What is expected
A verbatim reproduction of all the entries is needed.
START Data listing
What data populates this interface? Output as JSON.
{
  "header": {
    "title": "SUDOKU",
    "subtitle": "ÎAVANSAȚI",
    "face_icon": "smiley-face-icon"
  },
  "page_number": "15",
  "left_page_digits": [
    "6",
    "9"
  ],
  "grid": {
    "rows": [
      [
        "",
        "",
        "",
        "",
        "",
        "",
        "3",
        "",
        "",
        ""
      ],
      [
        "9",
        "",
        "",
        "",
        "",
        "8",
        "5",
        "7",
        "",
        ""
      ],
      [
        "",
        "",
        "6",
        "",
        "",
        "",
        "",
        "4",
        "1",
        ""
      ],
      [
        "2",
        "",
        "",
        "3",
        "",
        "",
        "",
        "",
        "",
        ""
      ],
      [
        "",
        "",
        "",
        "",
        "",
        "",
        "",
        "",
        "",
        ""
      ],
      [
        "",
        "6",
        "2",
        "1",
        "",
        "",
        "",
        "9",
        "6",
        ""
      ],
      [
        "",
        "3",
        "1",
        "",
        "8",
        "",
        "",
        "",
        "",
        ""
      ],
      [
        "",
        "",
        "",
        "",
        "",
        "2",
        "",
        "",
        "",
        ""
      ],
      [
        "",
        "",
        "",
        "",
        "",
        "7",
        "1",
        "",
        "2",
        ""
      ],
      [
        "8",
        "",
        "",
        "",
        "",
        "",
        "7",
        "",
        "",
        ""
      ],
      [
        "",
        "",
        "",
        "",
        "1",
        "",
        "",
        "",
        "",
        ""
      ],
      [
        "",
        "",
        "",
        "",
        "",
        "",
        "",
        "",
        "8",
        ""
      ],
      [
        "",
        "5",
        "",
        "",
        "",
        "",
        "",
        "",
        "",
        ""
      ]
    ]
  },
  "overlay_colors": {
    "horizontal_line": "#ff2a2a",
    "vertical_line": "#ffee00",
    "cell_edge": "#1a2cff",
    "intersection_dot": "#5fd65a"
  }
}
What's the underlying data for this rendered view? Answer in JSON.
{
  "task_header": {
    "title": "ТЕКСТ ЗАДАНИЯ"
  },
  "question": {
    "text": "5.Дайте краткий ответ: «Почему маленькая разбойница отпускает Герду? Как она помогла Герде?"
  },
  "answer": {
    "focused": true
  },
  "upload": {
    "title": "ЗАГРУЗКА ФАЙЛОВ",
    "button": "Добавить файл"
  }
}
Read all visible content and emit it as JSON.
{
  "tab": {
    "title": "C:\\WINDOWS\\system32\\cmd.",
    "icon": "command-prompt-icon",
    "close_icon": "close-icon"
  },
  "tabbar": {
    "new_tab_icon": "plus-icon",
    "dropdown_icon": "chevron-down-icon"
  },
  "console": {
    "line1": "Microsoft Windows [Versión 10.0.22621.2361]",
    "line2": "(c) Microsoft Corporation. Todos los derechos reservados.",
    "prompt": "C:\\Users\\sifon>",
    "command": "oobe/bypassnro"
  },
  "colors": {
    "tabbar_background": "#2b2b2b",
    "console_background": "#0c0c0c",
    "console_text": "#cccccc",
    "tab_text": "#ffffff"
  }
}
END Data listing
Task solution
What data populates this interface? Output as JSON.
{
  "header": {
    "title": "SUDOKU",
    "subtitle": "ÎAVANSAȚI",
    "face_icon": "smiley-face-icon"
  },
  "page_number": "15",
  "left_page_digits": [
    "6",
    "9"
  ],
  "grid": {
    "rows": [
      [
        "",
        "",
        "",
        "",
        "",
        "",
        "3",
        "",
        "",
        ""
      ],
      [
        "9",
        "",
        "",
        "",
        "",
        "8",
        "5",
        "7",
        "",
        ""
      ],
      [
        "",
        "",
        "6",
        "",
        "",
        "",
        "",
        "4",
        "1",
        ""
      ],
      [
        "2",
        "",
        "",
        "3",
        "",
        "",
        "",
        "",
        "",
        ""
      ],
      [
        "",
        "",
        "",
        "",
        "",
        "",
        "",
        "",
        "",
        ""
      ],
      [
        "",
        "6",
        "2",
        "1",
        "",
        "",
        "",
        "9",
        "6",
        ""
      ],
      [
        "",
        "3",
        "1",
        "",
        "8",
        "",
        "",
        "",
        "",
        ""
      ],
      [
        "",
        "",
        "",
        "",
        "",
        "2",
        "",
        "",
        "",
        ""
      ],
      [
        "",
        "",
        "",
        "",
        "",
        "7",
        "1",
        "",
        "2",
        ""
      ],
      [
        "8",
        "",
        "",
        "",
        "",
        "",
        "7",
        "",
        "",
        ""
      ],
      [
        "",
        "",
        "",
        "",
        "1",
        "",
        "",
        "",
        "",
        ""
      ],
      [
        "",
        "",
        "",
        "",
        "",
        "",
        "",
        "",
        "8",
        ""
      ],
      [
        "",
        "5",
        "",
        "",
        "",
        "",
        "",
        "",
        "",
        ""
      ]
    ]
  },
  "overlay_colors": {
    "horizontal_line": "#ff2a2a",
    "vertical_line": "#ffee00",
    "cell_edge": "#1a2cff",
    "intersection_dot": "#5fd65a"
  }
}
What's the underlying data for this rendered view? Answer in JSON.
{
  "task_header": {
    "title": "ТЕКСТ ЗАДАНИЯ"
  },
  "question": {
    "text": "5.Дайте краткий ответ: «Почему маленькая разбойница отпускает Герду? Как она помогла Герде?"
  },
  "answer": {
    "focused": true
  },
  "upload": {
    "title": "ЗАГРУЗКА ФАЙЛОВ",
    "button": "Добавить файл"
  }
}
Read all visible content and emit it as JSON.
{
  "tab": {
    "title": "C:\\WINDOWS\\system32\\cmd.",
    "icon": "command-prompt-icon",
    "close_icon": "close-icon"
  },
  "tabbar": {
    "new_tab_icon": "plus-icon",
    "dropdown_icon": "chevron-down-icon"
  },
  "console": {
    "line1": "Microsoft Windows [Versión 10.0.22621.2361]",
    "line2": "(c) Microsoft Corporation. Todos los derechos reservados.",
    "prompt": "C:\\Users\\sifon>",
    "command": "oobe/bypassnro"
  },
  "colors": {
    "tabbar_background": "#2b2b2b",
    "console_background": "#0c0c0c",
    "console_text": "#cccccc",
    "tab_text": "#ffffff"
  }
}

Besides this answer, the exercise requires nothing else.